To survey the current use and future plans for image-guided brachytherapy (BT) for cervical cancer by radiation oncologists in Canada.
Canadian radiation oncologists treating gynecologic malignancies were identified in January 2009. A 29-item questionnaire (English and French) querying the current practice in the use of imaging in BT planning, and plans for transition to three-dimensional (3D) image guidance for BT for cervical cancer (curative intent, intact cervix), was electronically circulated. Questionnaire responses were tabulated and analyzed by respondent and by center.
Response rate was 62% (36 of 58 radiation oncologists), representing 71% (22 of 31) of Canadian radiation oncology centers with a gynecologic BT facility. Most of the centers were using high-dose-rate BT (68%), followed by low-dose-rate BT (23%) and pulsed dose-rate BT (10%). Main imaging used for treatment planning by center was plain X-ray (50%), computerized tomography (CT) (45%), and magnetic resonance imaging (MRI) (5%). For respondents using CT or MRI for planning, point A was the most common dose prescription point (50%), followed by gross tumor volume/clinical target volume as per Groupe Européen de Curiethérapie and the European Society for Therapeutic Radiology and Oncology guidelines (44%). For centers using plain X-rays for planning, 73% planned to transition to a 3D image-based approach, with the majority to adopt CT imaging. Eighty percent of respondents agreed that 3D image-guided BT should become standard of care for treatment of cervical cancer in Canada, and additionally support the development of national guidelines.

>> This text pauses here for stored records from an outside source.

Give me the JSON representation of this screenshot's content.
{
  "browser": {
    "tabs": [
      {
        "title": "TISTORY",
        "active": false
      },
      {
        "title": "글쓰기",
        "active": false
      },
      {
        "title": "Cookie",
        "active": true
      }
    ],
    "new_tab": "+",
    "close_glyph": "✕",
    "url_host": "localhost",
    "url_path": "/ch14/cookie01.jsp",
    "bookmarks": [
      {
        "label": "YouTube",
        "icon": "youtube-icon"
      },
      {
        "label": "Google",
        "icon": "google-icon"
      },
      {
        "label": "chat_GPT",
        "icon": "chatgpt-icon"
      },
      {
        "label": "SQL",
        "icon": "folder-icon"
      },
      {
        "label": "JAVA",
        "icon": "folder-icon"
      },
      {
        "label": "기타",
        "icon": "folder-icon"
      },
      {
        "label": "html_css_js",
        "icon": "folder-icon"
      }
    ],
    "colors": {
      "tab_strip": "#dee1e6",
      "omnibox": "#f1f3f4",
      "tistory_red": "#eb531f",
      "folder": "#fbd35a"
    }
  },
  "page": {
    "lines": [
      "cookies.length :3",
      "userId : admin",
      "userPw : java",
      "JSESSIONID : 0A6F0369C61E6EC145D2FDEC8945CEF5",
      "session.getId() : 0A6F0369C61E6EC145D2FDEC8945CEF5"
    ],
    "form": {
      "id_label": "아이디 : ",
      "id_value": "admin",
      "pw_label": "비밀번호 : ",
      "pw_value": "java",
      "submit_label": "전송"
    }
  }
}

Most of the Canadian radiation oncologists surveyed and Canadian cancer centers are either using 3D imaging and planning or transitioning to a 3D image-based approach within the next year. Point A remained a commonly documented prescription point. Access to MRI was very low. These results may lead to national treatment guidelines.